They were all there – all safe in George’s trap. Now, the play could begin…”
However, before he can spring his planned surprise, George himself dies of cyanide poisoning during the meal. Since Iris is suspected of having killed George, afraid that he knew that she had killed Rosemary for her money (to which Iris was heir), Anthony (who is in love with Iris) determines to investigate in order to clear her name, though at first he is presented to the reader as something of a shady character himself, and about whom even Iris knows very little. Has he been the source of industrial espionage? or is he something else entirely?
Christie shows us the viewpoints of many of the characters involved, including Iris, the Farradays, Anthony, and Race, amongst others, though she is careful to allow some degree of uncertainty in the dialogue and interactions between the characters, and some are entirely unreliable. The police also have to deal with the politically influential family of Lady Alexandra, the Kidderminsters, who don’t make their investigation entirely straightforward. The distance between Stephen and Sandra, for example, is well-developed and realistic, as well as his sudden realisation that he really does love her. The mystery is carefully plotted, and is realistically deduced; the method of the murder and its performance are very cleverly done, and are plausible.
However, the ending falls a little flat, since the murderer – although with a strong motive – fails to figure much in the narrative and thus the solution feels a little contrived.
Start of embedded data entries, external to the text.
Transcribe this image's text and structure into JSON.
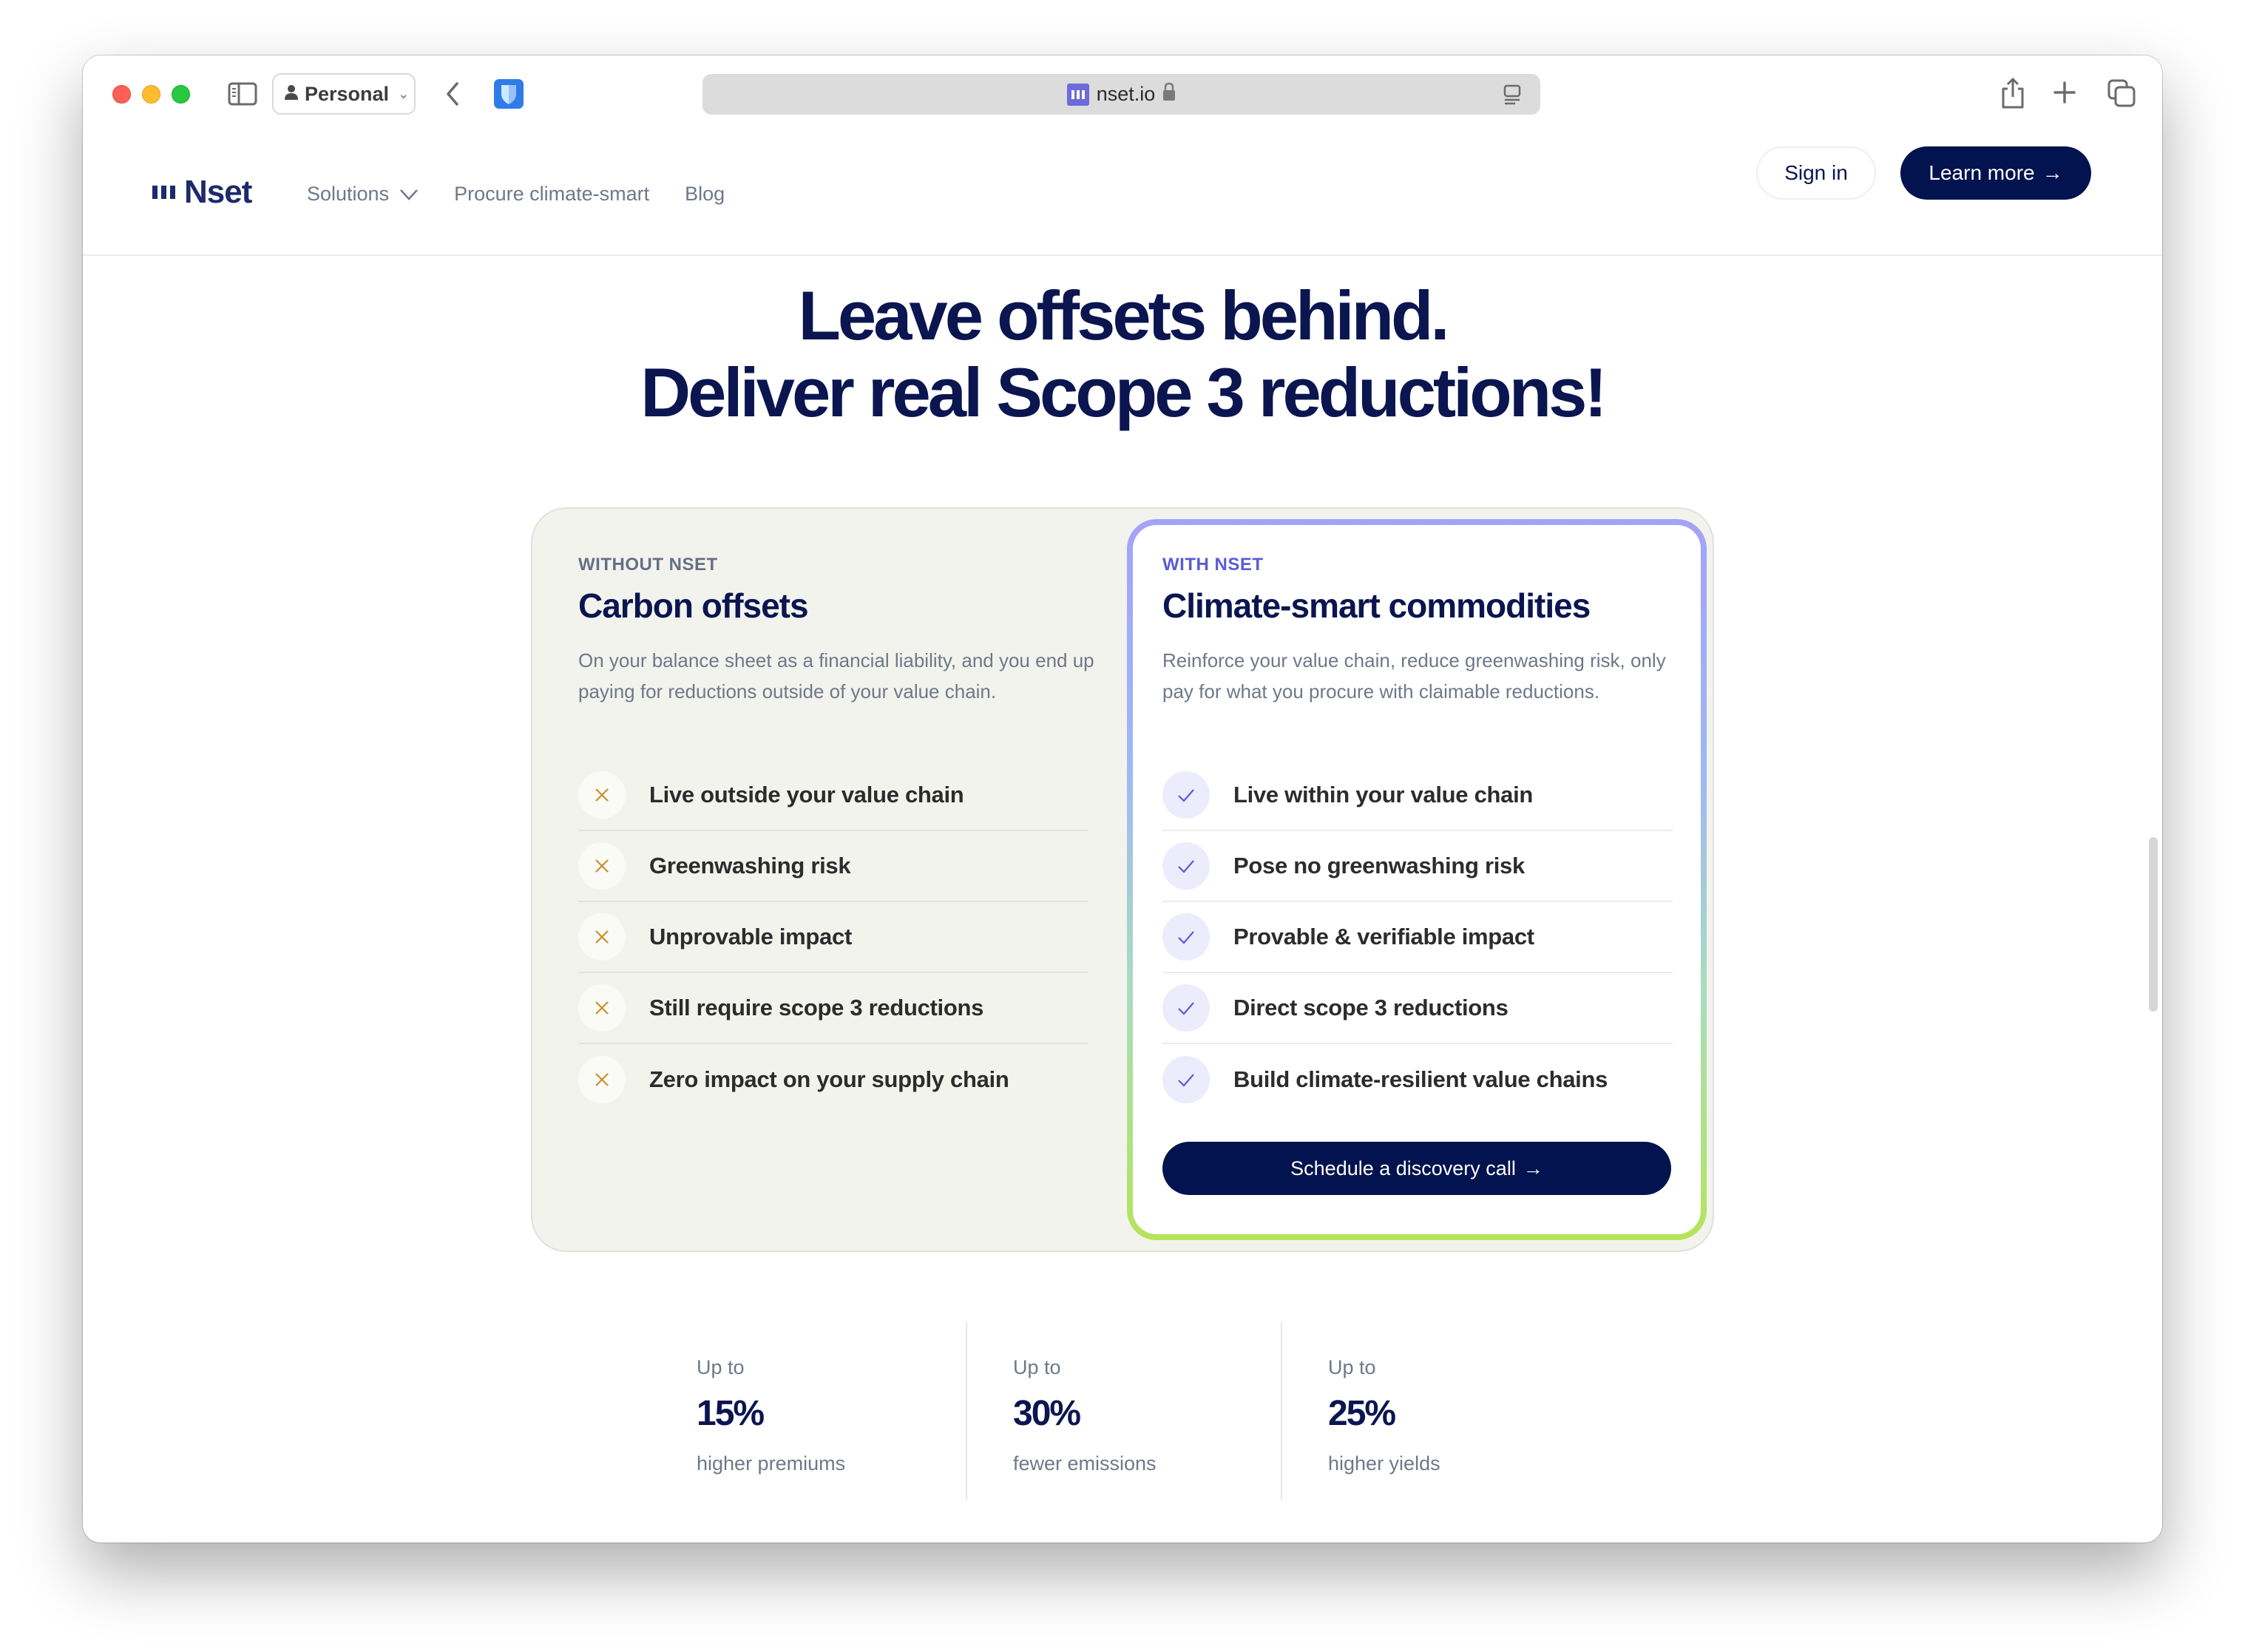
{
  "browser": {
    "profile_label": "Personal",
    "url": "nset.io",
    "icons": {
      "sidebar": "sidebar-toggle-icon",
      "profile": "person-icon",
      "back": "chevron-left-icon",
      "extension": "bitwarden-shield-icon",
      "favicon": "nset-favicon",
      "lock": "lock-icon",
      "reader": "reader-mode-icon",
      "share": "share-icon",
      "new_tab": "plus-icon",
      "tabs": "tab-overview-icon"
    }
  },
  "nav": {
    "logo": "Nset",
    "links": [
      {
        "label": "Solutions",
        "has_dropdown": true
      },
      {
        "label": "Procure climate-smart"
      },
      {
        "label": "Blog"
      }
    ],
    "signin_label": "Sign in",
    "learn_more_label": "Learn more",
    "arrow": "→"
  },
  "hero": {
    "line1": "Leave offsets behind.",
    "line2": "Deliver real Scope 3 reductions!"
  },
  "comparison": {
    "without": {
      "eyebrow": "WITHOUT NSET",
      "title": "Carbon offsets",
      "description": "On your balance sheet as a financial liability, and you end up paying for reductions outside of your value chain.",
      "icon": "x-icon",
      "items": [
        "Live outside your value chain",
        "Greenwashing risk",
        "Unprovable impact",
        "Still require scope 3 reductions",
        "Zero impact on your supply chain"
      ]
    },
    "with": {
      "eyebrow": "WITH NSET",
      "title": "Climate-smart commodities",
      "description": "Reinforce your value chain, reduce greenwashing risk, only pay for what you procure with claimable reductions.",
      "icon": "check-icon",
      "items": [
        "Live within your value chain",
        "Pose no greenwashing risk",
        "Provable & verifiable impact",
        "Direct scope 3 reductions",
        "Build climate-resilient value chains"
      ],
      "cta_label": "Schedule a discovery call",
      "cta_arrow": "→"
    }
  },
  "stats": [
    {
      "prefix": "Up to",
      "value": "15%",
      "caption": "higher premiums"
    },
    {
      "prefix": "Up to",
      "value": "30%",
      "caption": "fewer emissions"
    },
    {
      "prefix": "Up to",
      "value": "25%",
      "caption": "higher yields"
    }
  ],
  "colors": {
    "brand_navy": "#02134f",
    "accent_purple": "#5b5bd6",
    "x_icon": "#c8902a",
    "card_bg": "#f3f3ee"
  }
}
However, there’s a strong atmosphere in this book, and a nicely done air of distrust, and the characters are interesting – Iris, in particular, but also the absent Rosemary, who comes across very strongly via the memories of others, and with whom this reader ended up sympathising, though she had evidently been rather a stupid and selfish young woman.